(2) Except as provided in subsection (3) of this section, a local government may not enact or enforce a local law or measure, including but not limited to an ordinance, regulation, control area or quarantine, to inhibit or prevent the production or use of agricultural seed, flower seed, nursery seed or vegetable seed or products of agricultural seed, flower seed, nursery seed or vegetable seed.
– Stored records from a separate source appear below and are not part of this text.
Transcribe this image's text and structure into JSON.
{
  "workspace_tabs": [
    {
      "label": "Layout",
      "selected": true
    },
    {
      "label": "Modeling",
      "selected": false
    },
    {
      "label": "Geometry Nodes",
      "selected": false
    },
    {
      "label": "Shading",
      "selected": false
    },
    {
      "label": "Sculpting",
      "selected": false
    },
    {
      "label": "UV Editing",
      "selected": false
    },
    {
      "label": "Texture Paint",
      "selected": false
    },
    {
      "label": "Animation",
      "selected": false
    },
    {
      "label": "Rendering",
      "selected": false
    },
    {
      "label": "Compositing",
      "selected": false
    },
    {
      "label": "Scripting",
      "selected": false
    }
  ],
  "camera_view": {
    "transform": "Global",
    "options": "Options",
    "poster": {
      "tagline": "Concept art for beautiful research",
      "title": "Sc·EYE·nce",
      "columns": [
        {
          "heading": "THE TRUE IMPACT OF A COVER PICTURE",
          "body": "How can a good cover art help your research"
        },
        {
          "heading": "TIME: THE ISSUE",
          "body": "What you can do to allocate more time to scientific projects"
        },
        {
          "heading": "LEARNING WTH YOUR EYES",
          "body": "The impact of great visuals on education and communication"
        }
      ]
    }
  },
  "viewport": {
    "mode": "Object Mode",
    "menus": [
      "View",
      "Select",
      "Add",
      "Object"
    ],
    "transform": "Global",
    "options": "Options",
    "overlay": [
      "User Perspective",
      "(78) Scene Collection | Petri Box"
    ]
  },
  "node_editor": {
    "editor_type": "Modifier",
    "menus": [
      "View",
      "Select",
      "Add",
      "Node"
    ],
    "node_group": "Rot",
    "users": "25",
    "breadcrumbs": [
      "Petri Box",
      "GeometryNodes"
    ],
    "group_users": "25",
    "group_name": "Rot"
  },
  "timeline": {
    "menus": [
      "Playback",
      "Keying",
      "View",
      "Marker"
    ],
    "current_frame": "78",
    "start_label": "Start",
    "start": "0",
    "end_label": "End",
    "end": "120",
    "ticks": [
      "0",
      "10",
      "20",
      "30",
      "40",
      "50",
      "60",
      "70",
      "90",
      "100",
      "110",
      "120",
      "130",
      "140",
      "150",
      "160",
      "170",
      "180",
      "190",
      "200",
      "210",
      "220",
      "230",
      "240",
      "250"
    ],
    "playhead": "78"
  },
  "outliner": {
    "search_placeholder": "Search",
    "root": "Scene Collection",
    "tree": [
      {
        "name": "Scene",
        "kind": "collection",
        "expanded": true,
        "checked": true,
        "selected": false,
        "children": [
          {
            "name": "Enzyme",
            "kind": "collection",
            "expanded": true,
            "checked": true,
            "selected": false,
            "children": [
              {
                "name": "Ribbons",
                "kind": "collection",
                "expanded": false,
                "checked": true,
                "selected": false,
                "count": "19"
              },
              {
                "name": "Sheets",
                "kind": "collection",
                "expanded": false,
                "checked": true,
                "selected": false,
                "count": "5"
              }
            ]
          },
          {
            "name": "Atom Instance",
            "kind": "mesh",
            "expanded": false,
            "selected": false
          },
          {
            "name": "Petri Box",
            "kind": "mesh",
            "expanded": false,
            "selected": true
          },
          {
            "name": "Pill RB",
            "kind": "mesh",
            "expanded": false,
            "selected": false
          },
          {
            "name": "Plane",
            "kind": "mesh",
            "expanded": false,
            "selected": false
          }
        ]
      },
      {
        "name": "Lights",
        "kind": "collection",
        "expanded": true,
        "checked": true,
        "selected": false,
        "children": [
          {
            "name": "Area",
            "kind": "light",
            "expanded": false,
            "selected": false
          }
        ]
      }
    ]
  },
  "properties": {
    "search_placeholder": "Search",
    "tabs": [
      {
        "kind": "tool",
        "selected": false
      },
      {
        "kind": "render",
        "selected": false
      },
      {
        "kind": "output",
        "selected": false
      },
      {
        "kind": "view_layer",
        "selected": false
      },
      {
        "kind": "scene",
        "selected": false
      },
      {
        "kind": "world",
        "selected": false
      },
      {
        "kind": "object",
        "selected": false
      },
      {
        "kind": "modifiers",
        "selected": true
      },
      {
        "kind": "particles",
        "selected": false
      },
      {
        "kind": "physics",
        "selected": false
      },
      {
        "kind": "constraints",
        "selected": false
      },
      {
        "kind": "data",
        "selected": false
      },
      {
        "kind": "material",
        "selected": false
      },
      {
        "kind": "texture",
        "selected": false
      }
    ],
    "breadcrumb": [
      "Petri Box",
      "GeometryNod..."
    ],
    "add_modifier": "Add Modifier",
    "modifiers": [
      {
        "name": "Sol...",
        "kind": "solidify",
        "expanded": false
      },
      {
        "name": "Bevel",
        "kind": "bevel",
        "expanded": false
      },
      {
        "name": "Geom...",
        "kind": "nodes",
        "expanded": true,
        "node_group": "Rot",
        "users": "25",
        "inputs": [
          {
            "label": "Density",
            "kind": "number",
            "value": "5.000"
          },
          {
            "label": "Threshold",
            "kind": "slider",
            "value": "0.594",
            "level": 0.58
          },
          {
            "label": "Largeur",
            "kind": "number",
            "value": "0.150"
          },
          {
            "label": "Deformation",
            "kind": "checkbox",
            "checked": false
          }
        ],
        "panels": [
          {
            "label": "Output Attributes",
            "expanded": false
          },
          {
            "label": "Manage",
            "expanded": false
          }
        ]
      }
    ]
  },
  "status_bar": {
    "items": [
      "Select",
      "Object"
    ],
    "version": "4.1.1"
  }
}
The prohibition imposed by this subsection includes, but is not limited to, any local laws or measures for regulating the display, distribution, growing, harvesting, labeling, marketing, mixing, notification of use, planting, possession, processing, registration, storage, transportation or use of agricultural seed, flower seed, nursery seed or vegetable seed or products of agricultural seed, flower seed, nursery seed or vegetable seed.

(3) Subsection (2) of this section does not prohibit a local government from enacting or enforcing a local law or measure to inhibit or prevent the production or use of agricultural seed, flower seed, nursery seed or vegetable seed or products of agricultural seed, flower seed, nursery seed or vegetable seed on property owned by the local government. [2013 s.s.1 c.4 §3]

Note: Section 4, chapter 4, Oregon Laws 2013 (first special session), provides:
Sec. 4. Section 3 (sic?) of this 2013 special session Act [633.738] does not apply to any local measure that was:
(1) Proposed by initiative petition and, on or before January 31, 2013, qualified for placement on the ballot in a county; and (2) Approved by the electors of the county at an election held on May 20, 2014. [2013 s.s.1 c.4 §4]